We happily embrace this new technology that developers are clamoring for, but as a CISO, you need to ask yourself, What is the risk? While Docker and other container vendors are putting significant resources into areas such as vulnerability scanning, there are other issues at hand when deploying apps in containers, beyond the usual application security challenges. For example, Docker process on the host runs with root privileges, which means Docker administrators have access to all Docker images and linked data sets. Why should you care? Because a root-privilege escalation attack on the host has the capability to expose any sensitive data stored in Docker environments. At the same time, Docker image and data-specific controls are minimal. As Docker is usually implemented in cloud or shared virtualization infrastructure, there is risk of exposure from service providers hosting images from multiple customers or sources.
CISOs using Docker or container technology in general should encrypt containers, institute policies that limit access and use, allow Docker to be used only in authorized environments, and restrict access to data resources used by Docker.
Perhaps the newest technology to gain widespread attention is blockchain. The technology behind Bitcoin is being credited as major game-changer by Wall Street. Wall Street wants to use blockchains to simplify the way it processes transactions. Blockchain is a ledger that maintains a growing list of data records or transactions – but it’s so much more than that. It’s shared publicly, decentralized and automated. Since no person or entity controls the ledger, and it relies on consensus to allow transactions, it is inherently more secure and trusted. Entries to the ledger cannot be revised or tampered with – not even by the operators of the database. You can see why a fraud-resistant technology would be of great interest in the financial sector.

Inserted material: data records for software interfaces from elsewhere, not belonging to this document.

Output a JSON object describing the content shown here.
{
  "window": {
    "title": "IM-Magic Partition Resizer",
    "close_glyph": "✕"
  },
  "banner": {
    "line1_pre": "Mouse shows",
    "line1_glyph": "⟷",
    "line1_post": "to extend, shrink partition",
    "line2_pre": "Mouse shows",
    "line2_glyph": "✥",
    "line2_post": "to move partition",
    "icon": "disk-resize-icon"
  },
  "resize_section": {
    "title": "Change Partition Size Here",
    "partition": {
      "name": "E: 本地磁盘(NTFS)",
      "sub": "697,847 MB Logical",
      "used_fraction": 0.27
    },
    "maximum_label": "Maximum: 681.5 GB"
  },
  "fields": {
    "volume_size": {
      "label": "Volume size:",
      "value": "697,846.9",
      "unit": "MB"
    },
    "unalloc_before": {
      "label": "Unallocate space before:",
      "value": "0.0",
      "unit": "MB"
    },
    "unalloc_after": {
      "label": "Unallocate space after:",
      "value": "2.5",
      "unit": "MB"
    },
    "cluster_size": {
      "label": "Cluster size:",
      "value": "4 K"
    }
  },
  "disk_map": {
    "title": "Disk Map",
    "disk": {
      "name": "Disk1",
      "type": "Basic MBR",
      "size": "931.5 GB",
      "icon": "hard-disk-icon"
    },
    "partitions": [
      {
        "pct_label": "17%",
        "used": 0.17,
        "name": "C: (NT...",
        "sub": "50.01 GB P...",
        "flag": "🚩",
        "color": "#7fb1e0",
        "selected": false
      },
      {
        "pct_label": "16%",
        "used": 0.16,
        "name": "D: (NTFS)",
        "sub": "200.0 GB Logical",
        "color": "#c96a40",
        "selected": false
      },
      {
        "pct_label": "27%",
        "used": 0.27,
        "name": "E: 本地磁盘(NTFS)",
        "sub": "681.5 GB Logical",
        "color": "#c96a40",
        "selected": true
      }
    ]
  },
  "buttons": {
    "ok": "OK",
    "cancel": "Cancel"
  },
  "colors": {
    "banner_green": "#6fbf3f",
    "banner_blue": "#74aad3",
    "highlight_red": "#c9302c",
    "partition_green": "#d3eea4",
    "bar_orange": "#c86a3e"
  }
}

Blockchain adoption is in its infancy, but interest is high. According to a recent survey from Deloitte, 12 percent of big businesses may have already deployed blockchain projects. While popular with financial services, especially in the area of payments, there are many opportunities for blockchain to disrupt the status quo, such as voting, IoT, online music, healthcare, law enforcement, and even cybersecurity. I can see a number of industries that would benefit from a system that allows multiple parties to transfer and store sensitive information in a space that’s secure, permanent, anonymous, and easily accessible.
A look back at technology advances over the last 10 years really drives home the idea that change is coming at a rapid pace – and there will be winners and losers along the way. It also makes me optimistic that our industry will continue to draw in talented minds to solve the security problems presented by these technology breakthroughs.